Another big name guest star – for the time this was made – shows up in this episode of Ark II. Leading the band of farmers who hate machinery is an older man played by Marshall Thompson. He had starred in the film Clarence the Cross-Eyed Lion and its TV spinoff, Daktari, which aired for four seasons on CBS. We also noticed Christopher Stafford Nelson, who had earlier played one of the teens-in-trouble from the first season of Shazam!.
Since this was kind of a slow runaround of a story, I’d like to note how, once upon a time, information about Ark II was almost comically scarce. It was a show that VHS tape traders like I was in the 1980s were curious to see, but nobody had copies of it and, more importantly, nobody had any solid information about it.
Looking back from today’s world, this was a laughable situation. Today, not only can you easily order a DVD with all fifteen episodes – although, as it’s out of print, it won’t be cheap – but you can learn there are fifteen episodes. Wikipedia and IMDB have that covered, although the actual airdates remain in question, as is frequently the case for 1970s Saturday morning shows. But in the late 1980s, even knowing that there were fifteen episodes was difficult.
In the days before Wikipedia and IMDB, there were two primary sources for information about old shows with a small audience like this: terrible magazines printed on cheap newsprint, and terrible books published by McFarland & Company, which never seemed to employ editors. (As I mentioned last year, one publisher released a book which contained a listing for a totally fake TV show.)
So throughout the 1980s, people were self- or vanity- or McFarland-publishing magazines and books called The Best of Sci-Fi TV or The Complete Guide to Saturday Morning Programming in the 1970s or The Absolutely Complete Guide to Everything That Was Ever on TV, 1974-76, Honestly, Formatted on my Mom’s Typewriter, and you also had people putting out program guides for SF conventions – the best-remembered of these was the 1986 Baycon Viewer’s Guide to Japanese Animation which was written and compiled by Toren Smith and photocopied by a thousand people – and, lastly, you had people trying their hand at desktop publishing to make their tape trading lists look more professional. In that case, I often saw traders formatting their lists like this:
STAR TREK (79 episodes, CBS 1966-69)
…followed by a list of all 79 they had, plus an alternate version of the pilot, and blooper reel, and so on. Then at the back, they’d have their want list, and it would say:
ARK II (24 episodes, CBS 1976-77)
…but that couldn’t be right, because somebody else’s magazine said there were only thirteen episodes.

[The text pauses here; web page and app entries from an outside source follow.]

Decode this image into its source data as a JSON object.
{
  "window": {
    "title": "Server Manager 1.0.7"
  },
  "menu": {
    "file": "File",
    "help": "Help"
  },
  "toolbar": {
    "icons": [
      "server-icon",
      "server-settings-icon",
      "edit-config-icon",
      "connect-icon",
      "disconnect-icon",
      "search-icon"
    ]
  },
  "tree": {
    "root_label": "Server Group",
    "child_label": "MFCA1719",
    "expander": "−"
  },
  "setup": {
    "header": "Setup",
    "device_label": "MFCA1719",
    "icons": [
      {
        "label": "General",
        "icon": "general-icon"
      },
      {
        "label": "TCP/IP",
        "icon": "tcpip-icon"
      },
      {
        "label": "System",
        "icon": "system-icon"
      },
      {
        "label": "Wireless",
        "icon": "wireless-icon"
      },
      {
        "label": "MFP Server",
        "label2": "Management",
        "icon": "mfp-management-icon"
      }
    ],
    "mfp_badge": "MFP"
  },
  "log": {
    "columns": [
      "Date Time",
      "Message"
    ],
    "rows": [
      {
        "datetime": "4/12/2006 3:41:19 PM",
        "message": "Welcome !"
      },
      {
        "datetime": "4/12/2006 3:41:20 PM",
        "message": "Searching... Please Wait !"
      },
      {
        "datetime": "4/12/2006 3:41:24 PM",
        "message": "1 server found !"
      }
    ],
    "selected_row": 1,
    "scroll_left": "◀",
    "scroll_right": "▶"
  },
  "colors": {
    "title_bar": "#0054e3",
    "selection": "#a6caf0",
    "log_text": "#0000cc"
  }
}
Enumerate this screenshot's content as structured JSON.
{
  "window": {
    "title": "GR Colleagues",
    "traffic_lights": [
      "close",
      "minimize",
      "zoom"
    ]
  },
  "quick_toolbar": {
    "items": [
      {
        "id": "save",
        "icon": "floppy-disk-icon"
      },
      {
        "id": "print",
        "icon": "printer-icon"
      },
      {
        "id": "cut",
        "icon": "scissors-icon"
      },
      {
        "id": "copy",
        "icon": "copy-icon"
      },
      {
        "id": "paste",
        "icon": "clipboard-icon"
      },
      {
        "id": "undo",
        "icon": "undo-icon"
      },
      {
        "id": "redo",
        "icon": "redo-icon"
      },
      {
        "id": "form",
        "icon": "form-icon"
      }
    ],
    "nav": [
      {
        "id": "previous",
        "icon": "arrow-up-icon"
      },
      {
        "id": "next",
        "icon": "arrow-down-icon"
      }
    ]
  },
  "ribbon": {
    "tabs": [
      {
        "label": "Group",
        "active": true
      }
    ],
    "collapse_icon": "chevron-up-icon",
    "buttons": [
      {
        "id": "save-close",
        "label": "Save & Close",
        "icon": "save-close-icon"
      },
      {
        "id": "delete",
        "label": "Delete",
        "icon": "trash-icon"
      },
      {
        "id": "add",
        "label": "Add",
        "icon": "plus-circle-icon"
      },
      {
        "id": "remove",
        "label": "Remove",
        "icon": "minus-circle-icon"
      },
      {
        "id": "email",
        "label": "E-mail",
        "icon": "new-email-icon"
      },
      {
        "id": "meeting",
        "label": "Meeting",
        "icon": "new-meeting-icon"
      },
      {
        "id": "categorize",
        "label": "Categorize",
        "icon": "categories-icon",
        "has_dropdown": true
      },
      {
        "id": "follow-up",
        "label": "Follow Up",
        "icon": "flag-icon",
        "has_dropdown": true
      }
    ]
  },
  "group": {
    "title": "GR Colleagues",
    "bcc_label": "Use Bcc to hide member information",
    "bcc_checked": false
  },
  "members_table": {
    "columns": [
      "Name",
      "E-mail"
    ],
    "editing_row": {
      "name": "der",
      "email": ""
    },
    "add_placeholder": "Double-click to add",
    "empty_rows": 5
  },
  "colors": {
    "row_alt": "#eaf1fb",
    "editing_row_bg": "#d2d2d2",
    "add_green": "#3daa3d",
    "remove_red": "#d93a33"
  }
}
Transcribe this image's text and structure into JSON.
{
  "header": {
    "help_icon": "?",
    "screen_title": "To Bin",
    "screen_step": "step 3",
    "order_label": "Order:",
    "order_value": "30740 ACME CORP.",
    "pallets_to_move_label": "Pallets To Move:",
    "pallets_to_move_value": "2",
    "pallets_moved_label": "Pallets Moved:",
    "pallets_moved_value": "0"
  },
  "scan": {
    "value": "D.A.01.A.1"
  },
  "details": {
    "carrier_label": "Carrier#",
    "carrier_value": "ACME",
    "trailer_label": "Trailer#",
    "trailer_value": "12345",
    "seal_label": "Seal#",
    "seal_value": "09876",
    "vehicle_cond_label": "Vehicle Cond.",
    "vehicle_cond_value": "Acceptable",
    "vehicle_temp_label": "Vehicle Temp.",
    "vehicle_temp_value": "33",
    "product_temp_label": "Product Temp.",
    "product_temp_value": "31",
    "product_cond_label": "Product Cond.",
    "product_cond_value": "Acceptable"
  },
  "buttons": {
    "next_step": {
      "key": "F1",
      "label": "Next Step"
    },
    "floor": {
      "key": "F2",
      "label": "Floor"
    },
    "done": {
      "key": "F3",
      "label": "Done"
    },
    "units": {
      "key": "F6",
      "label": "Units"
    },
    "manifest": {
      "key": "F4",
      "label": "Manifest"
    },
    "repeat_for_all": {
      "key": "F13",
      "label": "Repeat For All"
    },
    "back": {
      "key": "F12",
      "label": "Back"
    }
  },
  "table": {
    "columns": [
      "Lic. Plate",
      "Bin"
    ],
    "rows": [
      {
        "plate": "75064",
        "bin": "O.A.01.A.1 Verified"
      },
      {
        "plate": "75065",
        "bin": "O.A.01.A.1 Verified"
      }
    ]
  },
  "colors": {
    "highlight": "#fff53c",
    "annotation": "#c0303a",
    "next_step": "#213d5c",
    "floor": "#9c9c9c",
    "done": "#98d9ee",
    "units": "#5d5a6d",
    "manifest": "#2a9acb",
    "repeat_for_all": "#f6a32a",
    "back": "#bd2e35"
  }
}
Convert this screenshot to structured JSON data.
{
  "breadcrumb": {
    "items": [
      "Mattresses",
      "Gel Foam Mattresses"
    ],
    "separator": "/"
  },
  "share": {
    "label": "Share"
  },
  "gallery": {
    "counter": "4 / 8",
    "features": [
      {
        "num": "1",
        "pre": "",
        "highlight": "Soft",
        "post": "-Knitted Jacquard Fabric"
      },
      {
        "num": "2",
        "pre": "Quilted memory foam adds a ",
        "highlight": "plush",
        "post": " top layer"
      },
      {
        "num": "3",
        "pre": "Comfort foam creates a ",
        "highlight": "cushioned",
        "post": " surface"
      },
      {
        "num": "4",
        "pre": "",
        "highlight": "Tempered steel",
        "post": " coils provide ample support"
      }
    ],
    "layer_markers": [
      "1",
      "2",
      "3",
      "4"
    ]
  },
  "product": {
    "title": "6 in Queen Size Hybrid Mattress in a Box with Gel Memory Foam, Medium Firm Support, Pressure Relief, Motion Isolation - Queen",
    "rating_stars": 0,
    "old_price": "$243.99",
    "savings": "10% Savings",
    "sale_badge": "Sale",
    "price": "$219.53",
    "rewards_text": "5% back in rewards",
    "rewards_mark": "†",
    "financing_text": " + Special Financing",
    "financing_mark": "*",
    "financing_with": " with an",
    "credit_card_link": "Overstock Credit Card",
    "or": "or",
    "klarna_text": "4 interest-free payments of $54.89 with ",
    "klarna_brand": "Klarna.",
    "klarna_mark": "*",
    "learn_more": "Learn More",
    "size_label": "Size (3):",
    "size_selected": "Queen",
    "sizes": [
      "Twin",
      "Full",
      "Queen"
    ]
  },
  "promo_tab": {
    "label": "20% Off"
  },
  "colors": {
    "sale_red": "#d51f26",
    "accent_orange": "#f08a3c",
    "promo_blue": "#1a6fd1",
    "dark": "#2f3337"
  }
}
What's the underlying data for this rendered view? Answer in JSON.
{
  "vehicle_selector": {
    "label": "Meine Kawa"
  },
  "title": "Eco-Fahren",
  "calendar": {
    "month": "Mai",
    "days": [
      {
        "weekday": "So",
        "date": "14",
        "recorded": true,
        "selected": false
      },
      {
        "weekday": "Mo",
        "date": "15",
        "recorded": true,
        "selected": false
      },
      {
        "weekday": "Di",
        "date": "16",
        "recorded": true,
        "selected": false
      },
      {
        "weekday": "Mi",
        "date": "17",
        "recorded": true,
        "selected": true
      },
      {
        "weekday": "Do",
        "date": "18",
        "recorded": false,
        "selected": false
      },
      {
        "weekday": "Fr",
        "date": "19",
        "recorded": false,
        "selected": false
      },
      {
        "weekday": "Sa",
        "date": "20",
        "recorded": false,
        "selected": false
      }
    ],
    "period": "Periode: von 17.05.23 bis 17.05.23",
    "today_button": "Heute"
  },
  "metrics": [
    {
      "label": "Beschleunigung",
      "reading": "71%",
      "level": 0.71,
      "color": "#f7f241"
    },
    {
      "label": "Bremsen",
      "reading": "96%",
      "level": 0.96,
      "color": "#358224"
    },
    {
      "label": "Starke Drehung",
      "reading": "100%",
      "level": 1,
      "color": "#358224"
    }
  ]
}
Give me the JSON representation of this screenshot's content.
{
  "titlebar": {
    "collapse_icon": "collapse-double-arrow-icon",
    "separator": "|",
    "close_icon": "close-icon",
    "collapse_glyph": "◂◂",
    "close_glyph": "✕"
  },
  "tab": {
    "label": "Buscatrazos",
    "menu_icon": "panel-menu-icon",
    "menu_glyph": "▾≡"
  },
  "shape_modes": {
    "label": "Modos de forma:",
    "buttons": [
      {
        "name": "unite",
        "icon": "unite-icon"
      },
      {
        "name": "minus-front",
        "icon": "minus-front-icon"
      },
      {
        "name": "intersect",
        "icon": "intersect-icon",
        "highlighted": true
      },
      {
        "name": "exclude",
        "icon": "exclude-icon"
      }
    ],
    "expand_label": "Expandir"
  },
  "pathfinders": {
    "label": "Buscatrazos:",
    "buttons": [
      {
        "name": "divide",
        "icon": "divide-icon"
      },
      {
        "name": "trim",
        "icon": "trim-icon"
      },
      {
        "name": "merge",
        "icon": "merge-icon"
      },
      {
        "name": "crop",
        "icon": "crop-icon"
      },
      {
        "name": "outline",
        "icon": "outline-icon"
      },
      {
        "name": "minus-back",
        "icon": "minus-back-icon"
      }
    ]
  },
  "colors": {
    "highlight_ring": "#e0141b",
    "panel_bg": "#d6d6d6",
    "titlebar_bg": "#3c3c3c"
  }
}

Then you’d check some book and it would claim there were 66 episodes of Ark II and it ran from 1976-79. So you’d actually mail the dude a letter to ask about it and he’d write back a month later to say that they made 22 episodes for each of three seasons: one on Saturday morning and two on Sunday morning. That made sense. I did remember that CBS continued to air it on Sundays. Of course, it turned out that the Sunday screenings were all repeats, but I didn’t learn that until long after some other book – definitely a McFarland – saw that one dude’s claim of 66 episodes and raised it to 88, to which I replied “How in the sam hill are there more episodes of Ark II than there are of Star Trek?!”
For a few years, my trade lists’s want section had the following entry:
ARK II (CBS, 1970s, 13/15/22/24/66/88 episodes, any wanted)
One day down the line, I finally got the opportunity to trade for some Ark II and did not bite. More on that another day.
Note: I’m absolutely certain that McFarland & Company, today, publishes only the finest and most accurate books, and none of them claim that Filmation made 88 episodes of something when they only made fifteen, and nor do they claim that Sid and Marty Krofft made a show called Cha-Ka and Wolf Boy when they did not.